How to complete this task | From the first line to the last, set down the material exactly and drop every picture.

The records |
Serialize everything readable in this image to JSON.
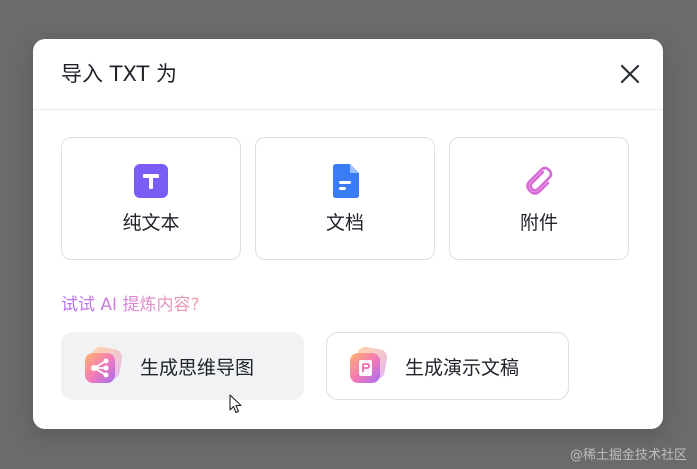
{
  "dialog": {
    "title": "导入 TXT 为",
    "close_icon": "close-icon"
  },
  "options": [
    {
      "label": "纯文本",
      "icon": "text-t-icon",
      "color": "#7b5cf5"
    },
    {
      "label": "文档",
      "icon": "document-icon",
      "color": "#3a7cf5"
    },
    {
      "label": "附件",
      "icon": "paperclip-icon",
      "color": "#d86ad8"
    }
  ],
  "ai": {
    "hint": "试试 AI 提炼内容?",
    "actions": [
      {
        "label": "生成思维导图",
        "icon": "mindmap-icon",
        "hovered": true
      },
      {
        "label": "生成演示文稿",
        "icon": "presentation-icon",
        "hovered": false
      }
    ]
  },
  "watermark": "@稀土掘金技术社区"
}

Output below |
Serialize everything readable in this image to JSON.
{
  "dialog": {
    "title": "导入 TXT 为",
    "close_icon": "close-icon"
  },
  "options": [
    {
      "label": "纯文本",
      "icon": "text-t-icon",
      "color": "#7b5cf5"
    },
    {
      "label": "文档",
      "icon": "document-icon",
      "color": "#3a7cf5"
    },
    {
      "label": "附件",
      "icon": "paperclip-icon",
      "color": "#d86ad8"
    }
  ],
  "ai": {
    "hint": "试试 AI 提炼内容?",
    "actions": [
      {
        "label": "生成思维导图",
        "icon": "mindmap-icon",
        "hovered": true
      },
      {
        "label": "生成演示文稿",
        "icon": "presentation-icon",
        "hovered": false
      }
    ]
  },
  "watermark": "@稀土掘金技术社区"
}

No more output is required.